A detention hearing is a lot less formal than a trial. Relaxed evidence rules and the fact that government does not need to present evidence or produce witnesses, makes it this way. However, it’s still the government’s burden to show the Magistrate Judge that there are no reasonable conditions of release that would reasonable assure the safety of the community and/or ensure your presence in court. Their standard of proof at trial is beyond a reasonable doubt. At a detention hearing in order to show that you are a danger to the community they only need to do so by “clear and convincing evidence,” a lower standard. As for the determination of whether you are a flight risk, the prosecutor only needs to prove that by a preponderance of the evidence.
During the detention hearing your lawyer can cross-examine any witnesses the government calls and they can also present defenses, witnesses and evidence on your behalf. Your attorney may also be able to suggest conditions of release. Once everyone has been heard, the Magistrate Judge will decide whether you will be released, and if you are to be released, under what conditions.
The following factors are considered by the Magistrate Judge when deciding if you are eligible for release:
- Nature and circumstances of the offense
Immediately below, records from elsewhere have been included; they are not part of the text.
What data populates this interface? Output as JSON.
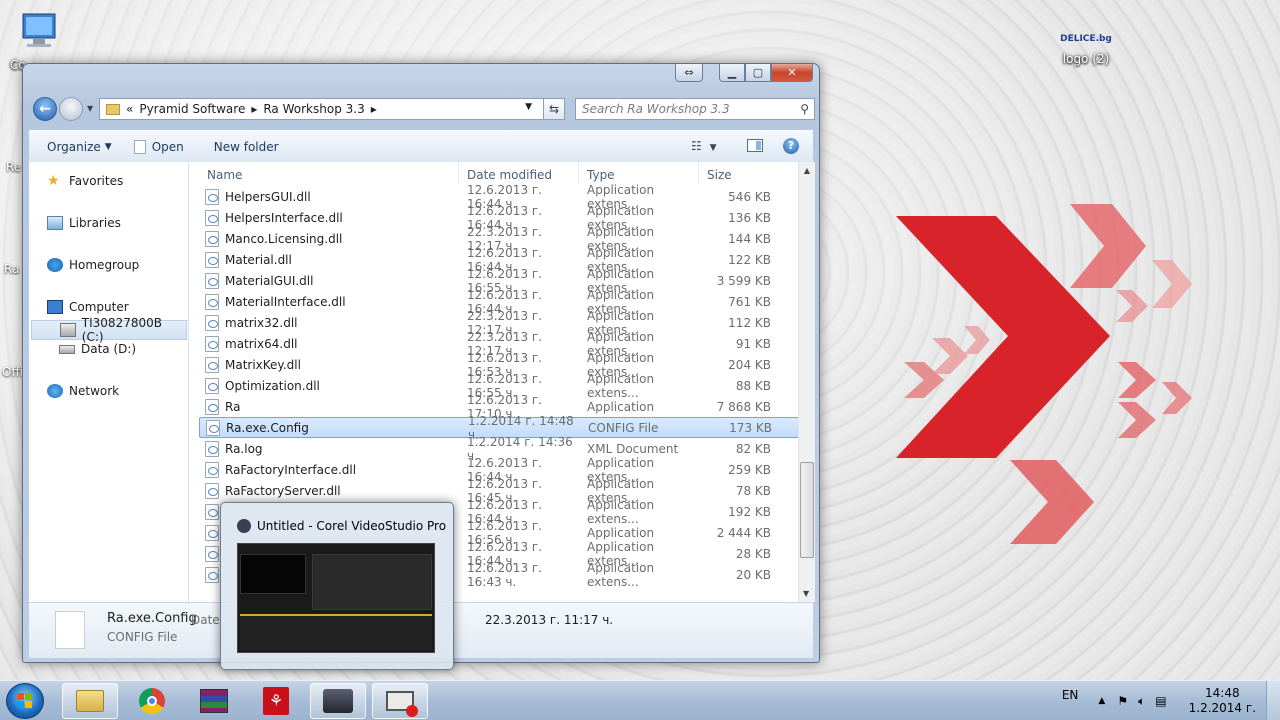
{
  "desktop": {
    "icons": [
      {
        "label": "Co",
        "icon": "computer-icon"
      },
      {
        "label": "logo (2)",
        "icon": "image-file-icon",
        "logo_text": "DELICE.bg"
      }
    ],
    "edge_labels": [
      "Re",
      "Ra",
      "Offi"
    ]
  },
  "explorer": {
    "breadcrumb": [
      "Pyramid Software",
      "Ra Workshop 3.3"
    ],
    "search_placeholder": "Search Ra Workshop 3.3",
    "toolbar": {
      "organize": "Organize",
      "open": "Open",
      "new_folder": "New folder"
    },
    "nav": {
      "favorites": "Favorites",
      "libraries": "Libraries",
      "homegroup": "Homegroup",
      "computer": "Computer",
      "drive_c": "TI30827800B (C:)",
      "drive_d": "Data (D:)",
      "network": "Network"
    },
    "columns": {
      "name": "Name",
      "date": "Date modified",
      "type": "Type",
      "size": "Size"
    },
    "files": [
      {
        "name": "HelpersGUI.dll",
        "date": "12.6.2013 г. 16:44 ч.",
        "type": "Application extens...",
        "size": "546 KB"
      },
      {
        "name": "HelpersInterface.dll",
        "date": "12.6.2013 г. 16:44 ч.",
        "type": "Application extens...",
        "size": "136 KB"
      },
      {
        "name": "Manco.Licensing.dll",
        "date": "22.3.2013 г. 12:17 ч.",
        "type": "Application extens...",
        "size": "144 KB"
      },
      {
        "name": "Material.dll",
        "date": "12.6.2013 г. 16:44 ч.",
        "type": "Application extens...",
        "size": "122 KB"
      },
      {
        "name": "MaterialGUI.dll",
        "date": "12.6.2013 г. 16:55 ч.",
        "type": "Application extens...",
        "size": "3 599 KB"
      },
      {
        "name": "MaterialInterface.dll",
        "date": "12.6.2013 г. 16:44 ч.",
        "type": "Application extens...",
        "size": "761 KB"
      },
      {
        "name": "matrix32.dll",
        "date": "22.3.2013 г. 12:17 ч.",
        "type": "Application extens...",
        "size": "112 KB"
      },
      {
        "name": "matrix64.dll",
        "date": "22.3.2013 г. 12:17 ч.",
        "type": "Application extens...",
        "size": "91 KB"
      },
      {
        "name": "MatrixKey.dll",
        "date": "12.6.2013 г. 16:53 ч.",
        "type": "Application extens...",
        "size": "204 KB"
      },
      {
        "name": "Optimization.dll",
        "date": "12.6.2013 г. 16:55 ч.",
        "type": "Application extens...",
        "size": "88 KB"
      },
      {
        "name": "Ra",
        "date": "12.6.2013 г. 17:10 ч.",
        "type": "Application",
        "size": "7 868 KB"
      },
      {
        "name": "Ra.exe.Config",
        "date": "1.2.2014 г. 14:48 ч.",
        "type": "CONFIG File",
        "size": "173 KB"
      },
      {
        "name": "Ra.log",
        "date": "1.2.2014 г. 14:36 ч.",
        "type": "XML Document",
        "size": "82 KB"
      },
      {
        "name": "RaFactoryInterface.dll",
        "date": "12.6.2013 г. 16:44 ч.",
        "type": "Application extens...",
        "size": "259 KB"
      },
      {
        "name": "RaFactoryServer.dll",
        "date": "12.6.2013 г. 16:45 ч.",
        "type": "Application extens...",
        "size": "78 KB"
      },
      {
        "name": "",
        "date": "12.6.2013 г. 16:44 ч.",
        "type": "Application extens...",
        "size": "192 KB"
      },
      {
        "name": "",
        "date": "12.6.2013 г. 16:56 ч.",
        "type": "Application",
        "size": "2 444 KB"
      },
      {
        "name": "",
        "date": "12.6.2013 г. 16:44 ч.",
        "type": "Application extens...",
        "size": "28 KB"
      },
      {
        "name": "",
        "date": "12.6.2013 г. 16:43 ч.",
        "type": "Application extens...",
        "size": "20 KB"
      }
    ],
    "selected_index": 11,
    "details": {
      "name": "Ra.exe.Config",
      "type": "CONFIG File",
      "date_label": "Date",
      "date_value": "22.3.2013 г. 11:17 ч."
    }
  },
  "thumbnail": {
    "title": "Untitled - Corel VideoStudio Pro"
  },
  "taskbar": {
    "language": "EN",
    "time": "14:48",
    "date": "1.2.2014 г.",
    "apps": [
      "explorer-icon",
      "chrome-icon",
      "winrar-icon",
      "acrobat-icon",
      "videostudio-icon",
      "screen-recorder-icon"
    ]
  },
  "colors": {
    "accent_red": "#d8232a",
    "selection": "#c1dcfc"
  }
}
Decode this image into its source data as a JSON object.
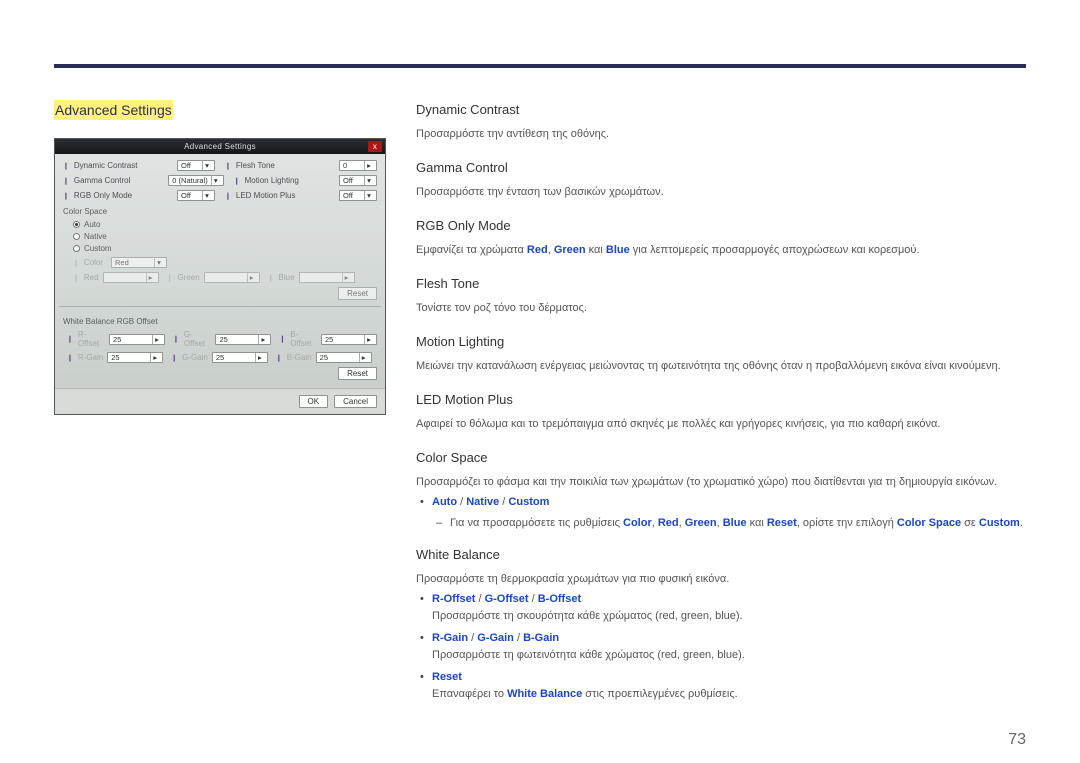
{
  "page": {
    "number": "73"
  },
  "section_title": "Advanced Settings",
  "panel": {
    "title": "Advanced Settings",
    "close": "x",
    "rows_top": [
      {
        "left_label": "Dynamic Contrast",
        "left_value": "Off",
        "right_label": "Flesh Tone",
        "right_value": "0"
      },
      {
        "left_label": "Gamma Control",
        "left_value": "0 (Natural)",
        "right_label": "Motion Lighting",
        "right_value": "Off"
      },
      {
        "left_label": "RGB Only Mode",
        "left_value": "Off",
        "right_label": "LED Motion Plus",
        "right_value": "Off"
      }
    ],
    "color_space": {
      "heading": "Color Space",
      "options": [
        "Auto",
        "Native",
        "Custom"
      ],
      "selected": "Auto",
      "custom": {
        "color_label": "Color",
        "color_value": "Red",
        "channels": [
          {
            "label": "Red",
            "value": ""
          },
          {
            "label": "Green",
            "value": ""
          },
          {
            "label": "Blue",
            "value": ""
          }
        ],
        "reset": "Reset"
      }
    },
    "wb": {
      "heading": "White Balance RGB Offset",
      "rows": [
        [
          {
            "label": "R-Offset",
            "value": "25"
          },
          {
            "label": "G-Offset",
            "value": "25"
          },
          {
            "label": "B-Offset",
            "value": "25"
          }
        ],
        [
          {
            "label": "R-Gain",
            "value": "25"
          },
          {
            "label": "G-Gain",
            "value": "25"
          },
          {
            "label": "B-Gain",
            "value": "25"
          }
        ]
      ],
      "reset": "Reset"
    },
    "footer": {
      "ok": "OK",
      "cancel": "Cancel"
    }
  },
  "docs": {
    "dynamic_contrast": {
      "h": "Dynamic Contrast",
      "p": "Προσαρμόστε την αντίθεση της οθόνης."
    },
    "gamma_control": {
      "h": "Gamma Control",
      "p": "Προσαρμόστε την ένταση των βασικών χρωμάτων."
    },
    "rgb_only_mode": {
      "h": "RGB Only Mode",
      "p_pre": "Εμφανίζει τα χρώματα ",
      "red": "Red",
      "sep1": ", ",
      "green": "Green",
      "sep2": " και ",
      "blue": "Blue",
      "p_post": " για λεπτομερείς προσαρμογές αποχρώσεων και κορεσμού."
    },
    "flesh_tone": {
      "h": "Flesh Tone",
      "p": "Τονίστε τον ροζ τόνο του δέρματος."
    },
    "motion_lighting": {
      "h": "Motion Lighting",
      "p": "Μειώνει την κατανάλωση ενέργειας μειώνοντας τη φωτεινότητα της οθόνης όταν η προβαλλόμενη εικόνα είναι κινούμενη."
    },
    "led_motion_plus": {
      "h": "LED Motion Plus",
      "p": "Αφαιρεί το θόλωμα και το τρεμόπαιγμα από σκηνές με πολλές και γρήγορες κινήσεις, για πιο καθαρή εικόνα."
    },
    "color_space": {
      "h": "Color Space",
      "p": "Προσαρμόζει το φάσμα και την ποικιλία των χρωμάτων (το χρωματικό χώρο) που διατίθενται για τη δημιουργία εικόνων.",
      "opts": {
        "auto": "Auto",
        "native": "Native",
        "custom": "Custom",
        "sep": " / "
      },
      "sub_pre": "Για να προσαρμόσετε τις ρυθμίσεις ",
      "kw": {
        "color": "Color",
        "red": "Red",
        "green": "Green",
        "blue": "Blue",
        "reset": "Reset",
        "cs": "Color Space",
        "custom": "Custom"
      },
      "sub_mid1": ", ",
      "sub_mid2": " και ",
      "sub_mid3": ", ορίστε την επιλογή ",
      "sub_mid4": " σε ",
      "sub_end": "."
    },
    "white_balance": {
      "h": "White Balance",
      "p": "Προσαρμόστε τη θερμοκρασία χρωμάτων για πιο φυσική εικόνα.",
      "b1": {
        "r": "R-Offset",
        "g": "G-Offset",
        "b": "B-Offset",
        "sep": " / ",
        "desc": "Προσαρμόστε τη σκουρότητα κάθε χρώματος (red, green, blue)."
      },
      "b2": {
        "r": "R-Gain",
        "g": "G-Gain",
        "b": "B-Gain",
        "sep": " / ",
        "desc": "Προσαρμόστε τη φωτεινότητα κάθε χρώματος (red, green, blue)."
      },
      "b3": {
        "reset": "Reset",
        "desc_pre": "Επαναφέρει το ",
        "wb": "White Balance",
        "desc_post": " στις προεπιλεγμένες ρυθμίσεις."
      }
    }
  }
}
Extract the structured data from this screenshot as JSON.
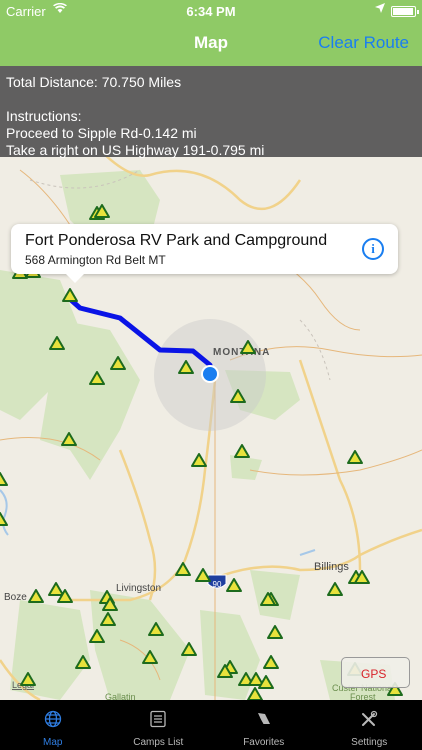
{
  "status_bar": {
    "carrier": "Carrier",
    "time": "6:34 PM",
    "battery_level": 0.95
  },
  "nav": {
    "title": "Map",
    "right_button": "Clear Route"
  },
  "route_panel": {
    "total_distance": "Total Distance: 70.750 Miles",
    "instructions_heading": "Instructions:",
    "steps": [
      "Proceed to Sipple Rd-0.142 mi",
      "Take a right on US Highway 191-0.795 mi"
    ]
  },
  "callout": {
    "title": "Fort Ponderosa RV Park and Campground",
    "subtitle": "568 Armington Rd Belt MT",
    "info_icon": "info-icon"
  },
  "map": {
    "labels": {
      "state": "MONTANA",
      "billings": "Billings",
      "livingston": "Livingston",
      "bozeman": "Boze",
      "interstate": "90",
      "custer": "Custer National",
      "forest": "Forest",
      "gallatin": "Gallatin",
      "legal": "Legal"
    },
    "colors": {
      "route": "#0a14e6",
      "campsite_fill": "#e8e23c",
      "campsite_border": "#1d6b1d",
      "user_location": "#1a7ef0",
      "forest": "#d7e6c1",
      "water": "#a6c8e8"
    }
  },
  "gps_button": {
    "label": "GPS"
  },
  "tabs": [
    {
      "label": "Map",
      "icon": "globe-icon",
      "active": true
    },
    {
      "label": "Camps List",
      "icon": "list-icon",
      "active": false
    },
    {
      "label": "Favorites",
      "icon": "tent-icon",
      "active": false
    },
    {
      "label": "Settings",
      "icon": "tools-icon",
      "active": false
    }
  ]
}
- The weight of the evidence against you
- Your history and characteristics
- Character: physical and mental condition, family ties, employment, financial resources, ties to the community, past conduct, criminal history, etc.
- Whether at the time of the offense you were on probation, parole or bond and pending another criminal case, trial, sentencing or appeal.
- Nature and seriousness of the danger to the community
- Immigration status
If you are ordered released pending trial, the best-case scenario would be on your personal recognizance or on an unsecured appearance bond. If the Magistrate Judge imposes any conditions on your release, you must be sure to follow all the conditions imposed by the Court in order to guarantee that you are not thrown in jail while your case is still pending.
The Court determines that there are no conditions that will reasonably assure your appearance in court throughout your case and/or that your release will pose a danger to the community. If this occurs, it is likely that you will be denied bond and will have to sit in jail during the pendency of your case.
If you are here today because you feel frustrated about a loved one being detained as a result of a criminal charge in federal court and it is disrupting your life, we should talk.